I got a tip to go look for the bowling alley, so I checked that out. The lanes haven’t been repaired since before I was born, but the people watching here was 2nd-to-none.
There were some guys playing a version of pool I’d never seen before. I watched 3 games and couldn’t figure out the rules at all, and I should’ve asked. There’s a bar and coffee shop in the next room, and that place was packed! with people having afternoon coffee.
Outside, I ran into a guy and his son from the US, but the guy had grown up in Eritrea. His family fled the violence when he was 15, and it was his first time back in the country since then. He said it felt like everything had changed, yet nothing had changed, and that was 35 years prior.
I walked back over to Ghibabo, and it’s definitely empty at lunch time. The manager came and talked to me for a bit, asked me how I’d heard of it, and recommended that I try Kitcha. Kitcha is a pan-fried unleavened bread then coated in a sauce. “Do you like spicy food?” “Sure!” Famous last words. Their definition of spicy is pretty serious.
Kitcha apparently comes with chicken most commonly, but he said I could get it on top of a salad of fresh vegetables, so I burned my mouth and intestines through this delicious spicy tomato sauce-covered bread thing. It was delicious, but I had 3 Cokes during my lunch to go with it.
Back at the hotel, I packed up and took a late afternoon taxi to the airport. Here’s where things became “that’s so Eritrea”.
At the airport to leave, I tried to exchange my Nakfa to something else, like dollars or Euros or pretty much anything, because their money isn’t recognized anywhere beyond exchanges at the land borders.
“We don’t exchange back?”
“We prefer to keep your dollars.

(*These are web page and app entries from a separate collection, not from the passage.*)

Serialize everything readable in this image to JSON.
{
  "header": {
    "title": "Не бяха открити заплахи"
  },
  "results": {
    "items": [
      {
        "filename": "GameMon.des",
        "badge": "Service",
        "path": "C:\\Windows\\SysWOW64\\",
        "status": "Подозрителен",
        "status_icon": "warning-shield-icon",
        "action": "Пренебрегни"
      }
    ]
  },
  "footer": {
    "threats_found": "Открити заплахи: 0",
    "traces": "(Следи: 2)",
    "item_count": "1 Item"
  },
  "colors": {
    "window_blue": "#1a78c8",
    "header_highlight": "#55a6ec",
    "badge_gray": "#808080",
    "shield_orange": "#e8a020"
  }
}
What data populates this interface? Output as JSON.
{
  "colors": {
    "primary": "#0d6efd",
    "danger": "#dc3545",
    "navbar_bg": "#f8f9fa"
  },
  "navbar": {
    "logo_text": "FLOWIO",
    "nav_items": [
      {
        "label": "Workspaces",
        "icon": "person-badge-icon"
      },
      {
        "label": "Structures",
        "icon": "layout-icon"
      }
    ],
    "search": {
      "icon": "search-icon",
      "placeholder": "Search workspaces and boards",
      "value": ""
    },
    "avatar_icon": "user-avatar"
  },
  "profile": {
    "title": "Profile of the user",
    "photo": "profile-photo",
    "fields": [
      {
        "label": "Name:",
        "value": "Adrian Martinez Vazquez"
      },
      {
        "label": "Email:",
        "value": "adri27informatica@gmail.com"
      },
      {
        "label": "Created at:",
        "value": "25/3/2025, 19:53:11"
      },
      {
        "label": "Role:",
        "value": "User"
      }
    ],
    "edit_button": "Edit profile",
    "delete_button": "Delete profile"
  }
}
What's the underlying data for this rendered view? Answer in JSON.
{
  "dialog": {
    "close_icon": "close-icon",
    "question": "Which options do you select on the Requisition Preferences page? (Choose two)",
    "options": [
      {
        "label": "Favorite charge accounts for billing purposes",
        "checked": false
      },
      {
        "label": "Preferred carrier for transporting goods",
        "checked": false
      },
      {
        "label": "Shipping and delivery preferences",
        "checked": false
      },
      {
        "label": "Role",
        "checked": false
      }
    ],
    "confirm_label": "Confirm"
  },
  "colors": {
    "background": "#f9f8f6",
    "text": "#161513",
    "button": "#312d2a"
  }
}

We don’t want your Nakfa.”
AKA: ‘our money sucks, we prefer to keep yours’. You cannot exchange your money back before you leave.
At the cafe at the airport, I had 2 Cokes, a bottle of water, and 2 coffees while I was waiting, and I still left with some Nakfa, but only about 70 cents worth.
Also, the airport security actually unzipped and looked around inside in my clear zip-up bag with a travel toothbrush & toothpaste. Guys…it’s clear. Transparent works the same in your country as mine.
All in all, Eritrea was crazy and mind-blowing in so many ways. It’s definitely a great place to visit.This entry was posted in Africa, Asmara, Eritrea